Citizenship Versus Denizenship
The former is a citizen, the latter a…denizen?
One of the best lessons in citizenship I ever got came from sitting in on a lecture by Dr. John T. Swanson, Egyptologist, classicist and associate provost at American University in Cairo.
John described the way that Greek citizen soldiers–hoplites–fought during the Archaic and Classical periods (ca. 750–350 BC) in a formation called the phalanx. The hoplites would line up in ranks in close order and lock their shields together, while the first few ranks of soldiers would project their spears out over the first rank of shields. The hoplites thus presented to the enemy a shield wall with a mass of spear points projecting from it, which made frontal assaults against the phalynx difficult.

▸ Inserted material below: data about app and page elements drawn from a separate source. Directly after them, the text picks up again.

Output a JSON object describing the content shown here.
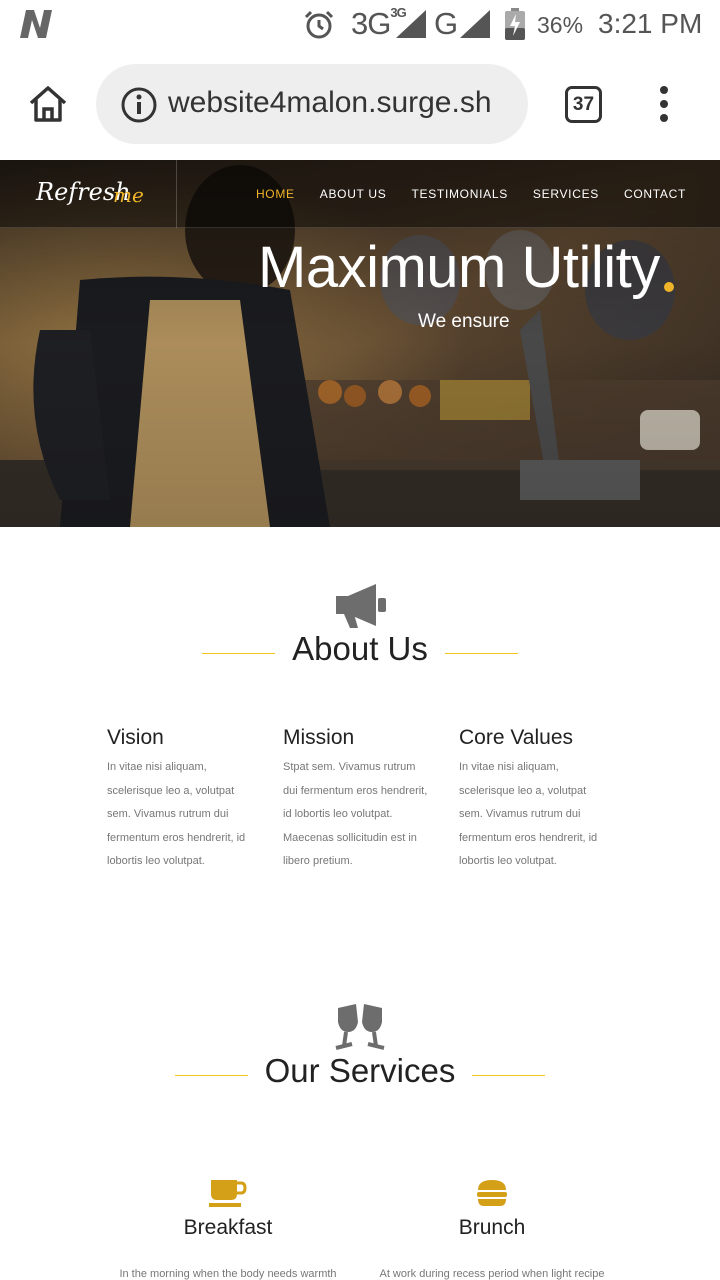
{
  "status_bar": {
    "network_1": "3G",
    "network_1_sup": "3G",
    "network_2": "G",
    "battery_percent": "36%",
    "time": "3:21 PM"
  },
  "browser": {
    "url": "website4malon.surge.sh",
    "tab_count": "37"
  },
  "site": {
    "brand_main": "Refresh",
    "brand_accent": "me",
    "nav": [
      "HOME",
      "ABOUT US",
      "TESTIMONIALS",
      "SERVICES",
      "CONTACT"
    ],
    "active_nav": "HOME",
    "hero_title": "Maximum Utility",
    "hero_subtitle": "We ensure",
    "accent_color": "#f0b429"
  },
  "about": {
    "heading": "About Us",
    "icon": "megaphone-icon",
    "columns": [
      {
        "title": "Vision",
        "lines": [
          "In vitae nisi aliquam,",
          "scelerisque leo a, volutpat",
          "sem. Vivamus rutrum dui",
          "fermentum eros hendrerit, id",
          "lobortis leo volutpat."
        ]
      },
      {
        "title": "Mission",
        "lines": [
          "Stpat sem. Vivamus rutrum",
          "dui fermentum eros hendrerit,",
          "id lobortis leo volutpat.",
          "Maecenas sollicitudin est in",
          "libero pretium."
        ]
      },
      {
        "title": "Core Values",
        "lines": [
          "In vitae nisi aliquam,",
          "scelerisque leo a, volutpat",
          "sem. Vivamus rutrum dui",
          "fermentum eros hendrerit, id",
          "lobortis leo volutpat."
        ]
      }
    ]
  },
  "services": {
    "heading": "Our Services",
    "icon": "glasses-cheers-icon",
    "items": [
      {
        "title": "Breakfast",
        "icon": "coffee-icon",
        "text": "In the morning when the body needs warmth"
      },
      {
        "title": "Brunch",
        "icon": "burger-icon",
        "text": "At work during recess period when light recipe"
      }
    ]
  }
}
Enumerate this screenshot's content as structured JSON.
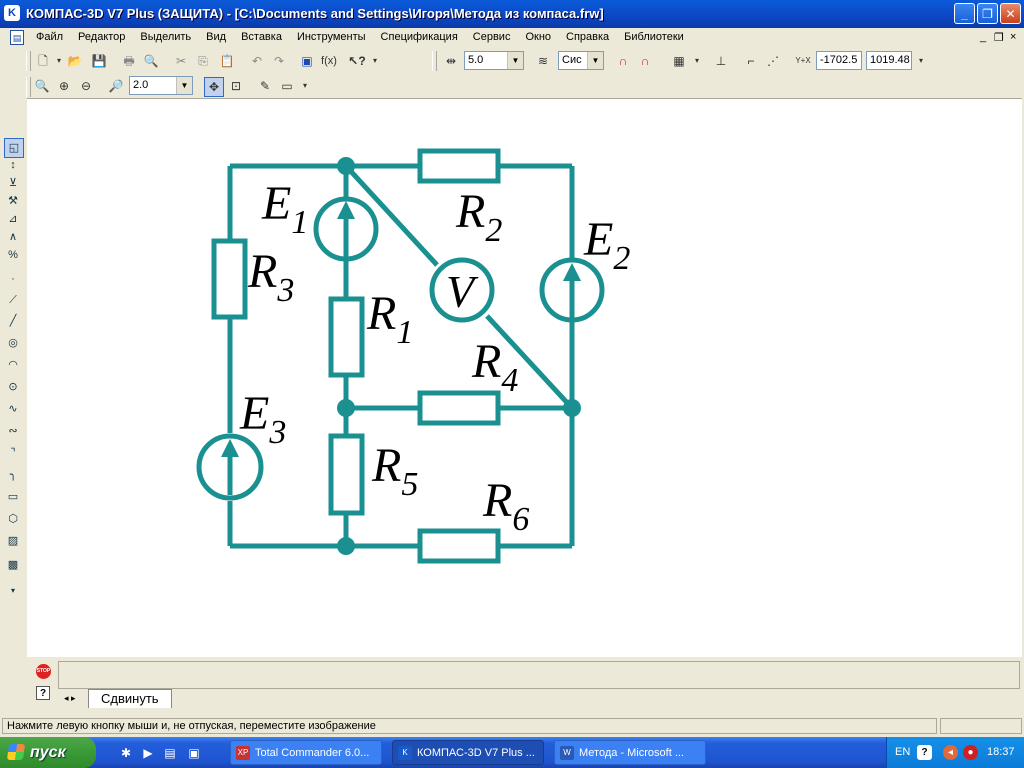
{
  "window": {
    "title": "КОМПАС-3D V7 Plus (ЗАЩИТА) - [C:\\Documents and Settings\\Игоря\\Метода из компаса.frw]",
    "app_icon": "K",
    "minimize": "_",
    "maximize": "❐",
    "close": "✕"
  },
  "menu": {
    "items": [
      "Файл",
      "Редактор",
      "Выделить",
      "Вид",
      "Вставка",
      "Инструменты",
      "Спецификация",
      "Сервис",
      "Окно",
      "Справка",
      "Библиотеки"
    ],
    "mdi_minimize": "_",
    "mdi_restore": "❐",
    "mdi_close": "×"
  },
  "toolbar1": {
    "step_value": "5.0",
    "layer_value": "Сис",
    "coord_x_label": "Y+X",
    "coord_x": "-1702.5",
    "coord_y": "1019.48",
    "fx_label": "f(x)"
  },
  "toolbar2": {
    "zoom_value": "2.0"
  },
  "circuit": {
    "line_color": "#1a9090",
    "labels": {
      "e1": "E",
      "e1_sub": "1",
      "e2": "E",
      "e2_sub": "2",
      "e3": "E",
      "e3_sub": "3",
      "r1": "R",
      "r1_sub": "1",
      "r2": "R",
      "r2_sub": "2",
      "r3": "R",
      "r3_sub": "3",
      "r4": "R",
      "r4_sub": "4",
      "r5": "R",
      "r5_sub": "5",
      "r6": "R",
      "r6_sub": "6",
      "voltmeter": "V"
    }
  },
  "command": {
    "stop_label": "STOP",
    "help_label": "?",
    "nav": "◂ ▸",
    "tab_label": "Сдвинуть"
  },
  "status": {
    "text": "Нажмите левую кнопку мыши и, не отпуская, переместите изображение"
  },
  "taskbar": {
    "start_label": "пуск",
    "tasks": [
      {
        "label": "Total Commander 6.0...",
        "icon_color": "#c83232",
        "active": false
      },
      {
        "label": "КОМПАС-3D V7 Plus ...",
        "icon_color": "#1a5ac8",
        "active": true
      },
      {
        "label": "Метода - Microsoft ...",
        "icon_color": "#2a5ab8",
        "active": false
      }
    ],
    "lang": "EN",
    "time": "18:37"
  }
}
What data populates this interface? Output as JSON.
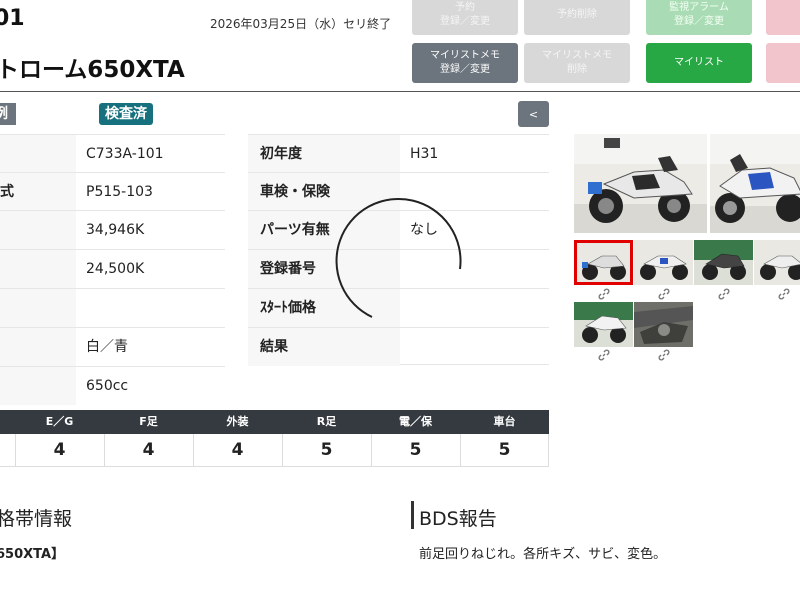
{
  "header": {
    "lot_no": "01",
    "auction_end": "2026年03月25日（水）セリ終了",
    "model_name": "トローム650XTA"
  },
  "top_buttons": [
    {
      "line1": "予約",
      "line2": "登録／変更",
      "style": "gray"
    },
    {
      "line1": "予約削除",
      "line2": "",
      "style": "gray"
    },
    {
      "line1": "監視アラーム",
      "line2": "登録／変更",
      "style": "green-light"
    },
    {
      "line1": "",
      "line2": "",
      "style": "pink"
    },
    {
      "line1": "マイリストメモ",
      "line2": "登録／変更",
      "style": "dark"
    },
    {
      "line1": "マイリストメモ",
      "line2": "削除",
      "style": "gray"
    },
    {
      "line1": "マイリスト",
      "line2": "",
      "style": "green"
    },
    {
      "line1": "",
      "line2": "",
      "style": "pink"
    }
  ],
  "badges": {
    "left": "例",
    "inspection": "検査済",
    "collapse": "<"
  },
  "specs_left": [
    {
      "label": "",
      "value": "C733A-101"
    },
    {
      "label": "式",
      "value": "P515-103"
    },
    {
      "label": "",
      "value": "34,946K"
    },
    {
      "label": "",
      "value": "24,500K"
    },
    {
      "label": "",
      "value": ""
    },
    {
      "label": "",
      "value": "白／青"
    },
    {
      "label": "",
      "value": "650cc"
    }
  ],
  "specs_right": [
    {
      "label": "初年度",
      "value": "H31"
    },
    {
      "label": "車検・保険",
      "value": ""
    },
    {
      "label": "パーツ有無",
      "value": "なし"
    },
    {
      "label": "登録番号",
      "value": ""
    },
    {
      "label": "ｽﾀｰﾄ価格",
      "value": ""
    },
    {
      "label": "結果",
      "value": ""
    }
  ],
  "grades": {
    "headers": [
      "",
      "E／G",
      "F足",
      "外装",
      "R足",
      "電／保",
      "車台"
    ],
    "values": [
      "",
      "4",
      "4",
      "4",
      "5",
      "5",
      "5"
    ]
  },
  "sections": {
    "left_title": "格帯情報",
    "left_sub": "650XTA】",
    "right_title": "BDS報告",
    "bds_text": "前足回りねじれ。各所キズ、サビ、変色。"
  },
  "colors": {
    "green": "#28a745",
    "dark_gray": "#6c757d",
    "teal": "#17707e",
    "grade_header": "#343a40",
    "selected_border": "#e00000"
  }
}
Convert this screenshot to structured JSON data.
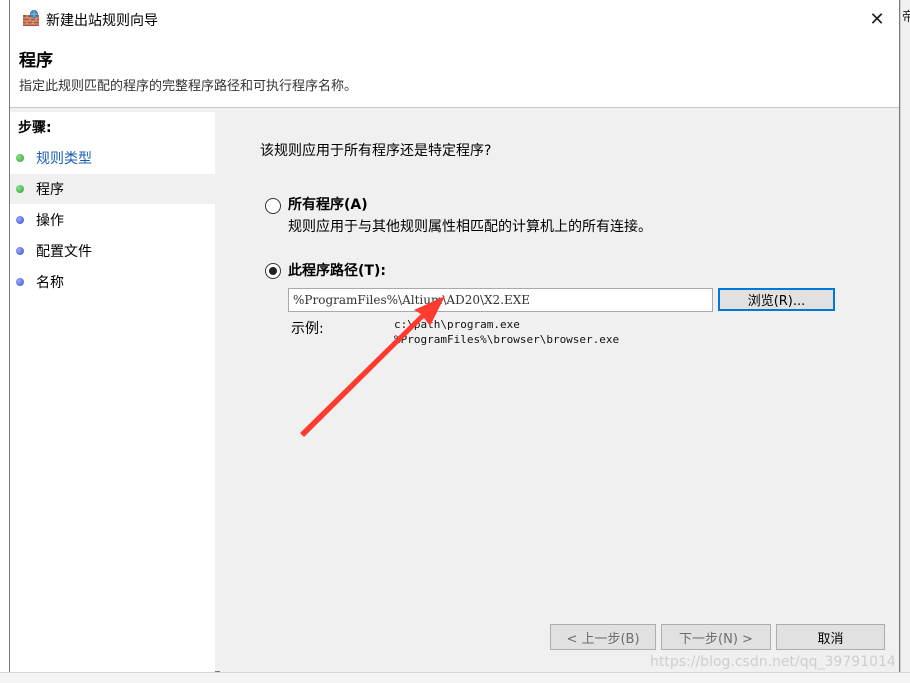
{
  "window": {
    "title": "新建出站规则向导",
    "close_glyph": "✕"
  },
  "header": {
    "title": "程序",
    "description": "指定此规则匹配的程序的完整程序路径和可执行程序名称。"
  },
  "steps": {
    "heading": "步骤:",
    "items": [
      {
        "label": "规则类型",
        "state": "done",
        "dot_color": "#2e9d2e"
      },
      {
        "label": "程序",
        "state": "active",
        "dot_color": "#2e9d2e"
      },
      {
        "label": "操作",
        "state": "pending",
        "dot_color": "#3b4fd0"
      },
      {
        "label": "配置文件",
        "state": "pending",
        "dot_color": "#3b4fd0"
      },
      {
        "label": "名称",
        "state": "pending",
        "dot_color": "#3b4fd0"
      }
    ]
  },
  "main": {
    "question": "该规则应用于所有程序还是特定程序?",
    "option_all": {
      "label": "所有程序(A)",
      "description": "规则应用于与其他规则属性相匹配的计算机上的所有连接。",
      "checked": false
    },
    "option_path": {
      "label": "此程序路径(T):",
      "checked": true
    },
    "path_value": "%ProgramFiles%\\Altium\\AD20\\X2.EXE",
    "browse_label": "浏览(R)...",
    "example_label": "示例:",
    "example_line1": "c:\\path\\program.exe",
    "example_line2": "%ProgramFiles%\\browser\\browser.exe"
  },
  "buttons": {
    "back_label": "< 上一步(B)",
    "next_label": "下一步(N) >",
    "cancel_label": "取消"
  },
  "background": {
    "right_fragment": "帝"
  },
  "watermark": "https://blog.csdn.net/qq_39791014",
  "colors": {
    "accent": "#0078d7",
    "link": "#1a5fb4",
    "annotation_arrow": "#ff3b30"
  }
}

John pointed out that the structure of the hoplite shields was such that they partially covered the soldier holding them, but also the weapon-holding arm of the next soldier in the formation. Safety required close cooperation and the complete assurance that no man in the phalynx would cut and run.
Citizenship thus required intense loyalty to one another. Your ability to rely on your fellow citizens was thus a matter of life and death.
Citizenship was, of course, gendered. Only adult men could be citizens and enjoy the rights–and fulfill the responsibilities–that came with citizenship.
This concept of citizenship became incorporated into 18th and 19th century concepts of the nation state.
For most of the Twentieth Century political and legal scholarship has been dominated by the “liberal-democratic conception of citizenship.” In this model, national citizenship affords legal equality and protection to all citizens who reside within a national territory.
On the one hand, these citizens are granted equal access to civil, political and social rights. In exchange, however, these citizens are expected to meet particular obligations, such as paying taxes and showing loyalty and allegiance to the nation-state as a political community.
This particular conception of citizenship generally assumes a person is a citizen of only one nation-state.
In fact, of course, citizenship is, like all human cultural constructions, a symbolic tool whose exact meanings and uses are continually being negotiated and renegotiated. Much of the anthropology of citizenship has involved ethnographic descriptions of the meanings of citizenship at the margins, where it is being contested, challenged and negotiated.
In the public sphere, there is a lot of concern with this notion of citizenship being undermined by the processes we collectively gloss as globalization.
What, for example, of expatriates? I lived for five years in Egypt as an expatriate, without any intention of assuming the responsibilities of citizenship.
And what, for example, do we make of migrants who dwell in communities in which they do not wish to be members of the states in which they dwell?
And what of the many Egyptians I write about in Chapter Four of Connected in Cairo who struggle with notions of citizenship and identity as they attempt to create cosmopolitan class positions for themselves, often through travel to, and residency in, foreign countries?
So I was intrigued by a recent argument by James Rosbrook-Thompson that we need a broad notion of ‘denizenship’ to describe people–whether or not they are citizens in the formal sense (for example, second and third generation descendants of immigrants) who reject nationhood and its attendant dutiesand obligations.
In effect, denizens occupy the interstices of the liberal-democratic model of citizenship – the spaces opened up by the contradiction between the universal and the particular, the egalitarian and the statutory. But whereas some city dwellers have used this contradiction to bolster claims for their incorporation into the body politic, denizens do their utmost to resist degrees of entrance to citizenship. …[T]hey share spaces of the city with citizens who also possess this mind-set – a substantive notion of denizenship – in the case of the latter expressed by the pursuit of degrees of exit from national citizenship. Rather than call the bluff of the liberal fiction, those living in urban denizenia would prefer to be left out of the story altogether.
The distinction between citizen and denizen doesn’t actually explain anything. It just gives us a useful tool for broadly distinguishing between those who accept, and those who reject, the classic liberal notion of citizenship.
So we’ll still need ethnography. I remember many students from my days as a middle school teacher in Los Angeles who would describe themselves as”Mexican” or “Salvadoran” or “Korean” even though they had been born in the U.S. (and so had US citizenship) and may have never even visited their putative “homeland.” And Rosbrook-Thompson’s article is based on interviews with migrant communities in London–again including second and third generation individuals–who don’t see themselves as British.
Ethnographic study of the details of how people define themselves in relation to the nation-states within which they dwell will remain crucial for understanding how citizenship works on the ground.
Rosbrook-Thompson, James. 2015. ‘I’m local and foreign’: Belonging, the city and the case for denizenship. Urban Studies 52(9): 1615-1630.